Oxygen solubility and transport in Li–air battery electrolytes: establishing criteria and strategies for electrolyte design
Li–air or Li–oxygen batteries promise significantly higher energies than existing commercial battery technologies, yet their development has been hindered by a lack of suitable electrolytes. In this article, we evaluate the physical properties of varied electrolyte compositions to form generalized criteria for electrolyte design. We show that oxygen transport through non-aqueous electrolytes has a critical impact on the discharge rate and capacity of Li–air batteries. Through experiments and molecular dynamics simulations, we highlight that the choice of salt species and concentration have an outsized influence on oxygen solubility, while solvent choice is the major influence on oxygen diffusivity. The stability of superoxide reaction intermediates, key to the oxygen reduction mechanism, is also affected by variations in salt concentration and the choice of solvent. The importance of reactant transport is confirmed through Li–air cell discharge, which demonstrates good agreement between the observed and calculated mass transport-limited currents.

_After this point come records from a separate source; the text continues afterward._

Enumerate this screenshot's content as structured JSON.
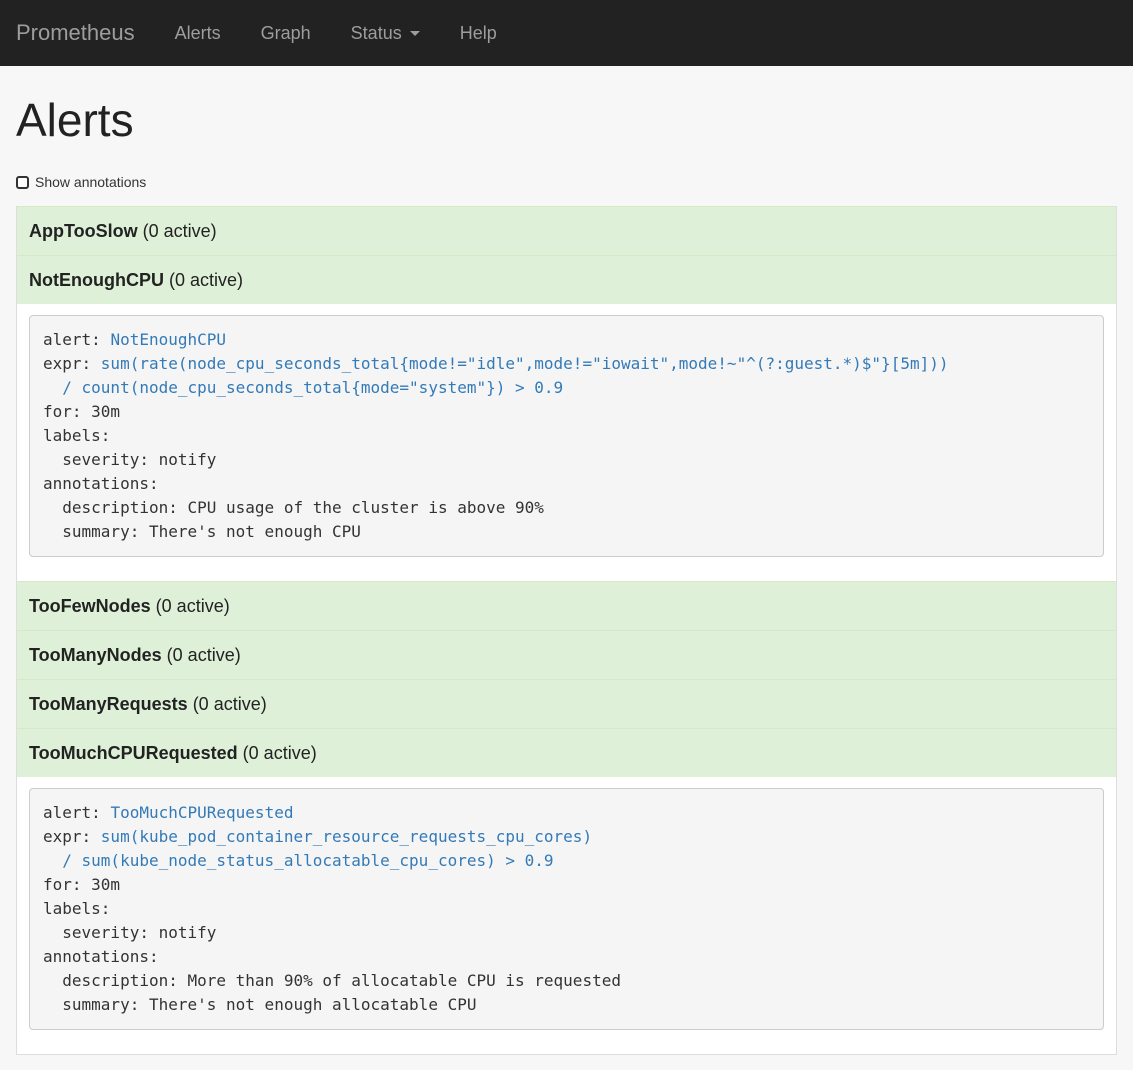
{
  "nav": {
    "brand": "Prometheus",
    "alerts": "Alerts",
    "graph": "Graph",
    "status": "Status",
    "help": "Help"
  },
  "page": {
    "title": "Alerts",
    "show_annotations": "Show annotations"
  },
  "colors": {
    "navbar": "#222222",
    "alert_ok_bg": "#dff0d8",
    "link": "#337ab7"
  },
  "alerts": [
    {
      "name": "AppTooSlow",
      "count": "(0 active)"
    },
    {
      "name": "NotEnoughCPU",
      "count": "(0 active)",
      "rule": {
        "alert_key": "alert: ",
        "alert_value": "NotEnoughCPU",
        "expr_key": "expr: ",
        "expr_line1": "sum(rate(node_cpu_seconds_total{mode!=\"idle\",mode!=\"iowait\",mode!~\"^(?:guest.*)$\"}[5m]))",
        "expr_line2": "  / count(node_cpu_seconds_total{mode=\"system\"}) > 0.9",
        "for": "for: 30m",
        "labels": "labels:",
        "severity": "  severity: notify",
        "annotations": "annotations:",
        "description": "  description: CPU usage of the cluster is above 90%",
        "summary": "  summary: There's not enough CPU"
      }
    },
    {
      "name": "TooFewNodes",
      "count": "(0 active)"
    },
    {
      "name": "TooManyNodes",
      "count": "(0 active)"
    },
    {
      "name": "TooManyRequests",
      "count": "(0 active)"
    },
    {
      "name": "TooMuchCPURequested",
      "count": "(0 active)",
      "rule": {
        "alert_key": "alert: ",
        "alert_value": "TooMuchCPURequested",
        "expr_key": "expr: ",
        "expr_line1": "sum(kube_pod_container_resource_requests_cpu_cores)",
        "expr_line2": "  / sum(kube_node_status_allocatable_cpu_cores) > 0.9",
        "for": "for: 30m",
        "labels": "labels:",
        "severity": "  severity: notify",
        "annotations": "annotations:",
        "description": "  description: More than 90% of allocatable CPU is requested",
        "summary": "  summary: There's not enough allocatable CPU"
      }
    }
  ]
}
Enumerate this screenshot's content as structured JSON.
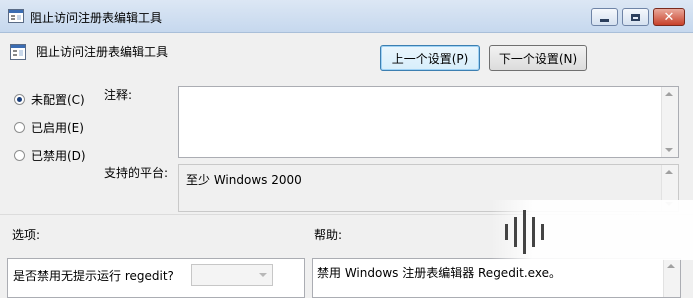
{
  "window": {
    "title": "阻止访问注册表编辑工具"
  },
  "header": {
    "title": "阻止访问注册表编辑工具"
  },
  "nav": {
    "prev_label": "上一个设置(P)",
    "next_label": "下一个设置(N)"
  },
  "radios": [
    {
      "label": "未配置(C)",
      "selected": true
    },
    {
      "label": "已启用(E)",
      "selected": false
    },
    {
      "label": "已禁用(D)",
      "selected": false
    }
  ],
  "comment": {
    "label": "注释:",
    "value": ""
  },
  "platform": {
    "label": "支持的平台:",
    "value": "至少 Windows 2000"
  },
  "options": {
    "label": "选项:",
    "question": "是否禁用无提示运行 regedit?",
    "dropdown_value": ""
  },
  "help": {
    "label": "帮助:",
    "text": "禁用 Windows 注册表编辑器 Regedit.exe。"
  }
}
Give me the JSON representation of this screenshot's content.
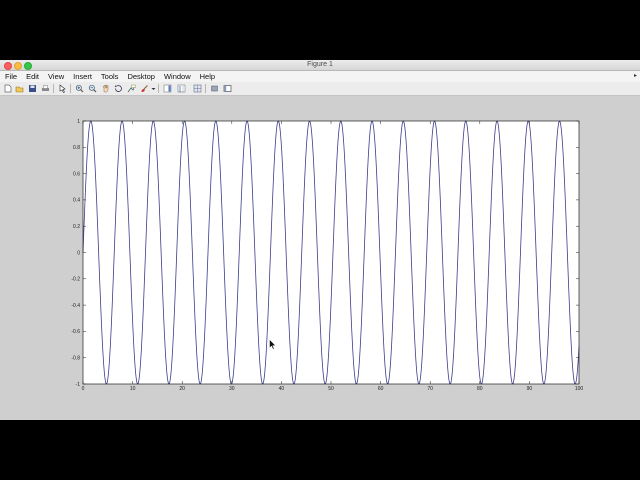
{
  "window": {
    "title": "Figure 1"
  },
  "menu": {
    "items": [
      "File",
      "Edit",
      "View",
      "Insert",
      "Tools",
      "Desktop",
      "Window",
      "Help"
    ]
  },
  "toolbar": {
    "icons": [
      "new-figure-icon",
      "open-file-icon",
      "save-icon",
      "print-icon",
      "edit-plot-icon",
      "zoom-in-icon",
      "zoom-out-icon",
      "pan-icon",
      "rotate-3d-icon",
      "data-cursor-icon",
      "brush-icon",
      "colorbar-icon",
      "legend-icon",
      "hide-plot-tools-icon",
      "show-plot-tools-icon"
    ]
  },
  "colors": {
    "line": "#3c3c8c",
    "axes_bg": "#ffffff",
    "figure_bg": "#cfcfcf"
  },
  "chart_data": {
    "type": "line",
    "function": "sine",
    "x_range": [
      0,
      100
    ],
    "y_range": [
      -1,
      1
    ],
    "period": 6.3,
    "series": [
      {
        "samples": 1000
      }
    ],
    "xticks": [
      "0",
      "10",
      "20",
      "30",
      "40",
      "50",
      "60",
      "70",
      "80",
      "90",
      "100"
    ],
    "yticks": [
      "1",
      "0.8",
      "0.6",
      "0.4",
      "0.2",
      "0",
      "-0.2",
      "-0.4",
      "-0.6",
      "-0.8",
      "-1"
    ],
    "grid": false,
    "title": "",
    "xlabel": "",
    "ylabel": ""
  }
}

These results showcase the impact of electrolyte composition on transport in metal–air batteries and provide guiding principles and simulation-based tools for future electrolyte design.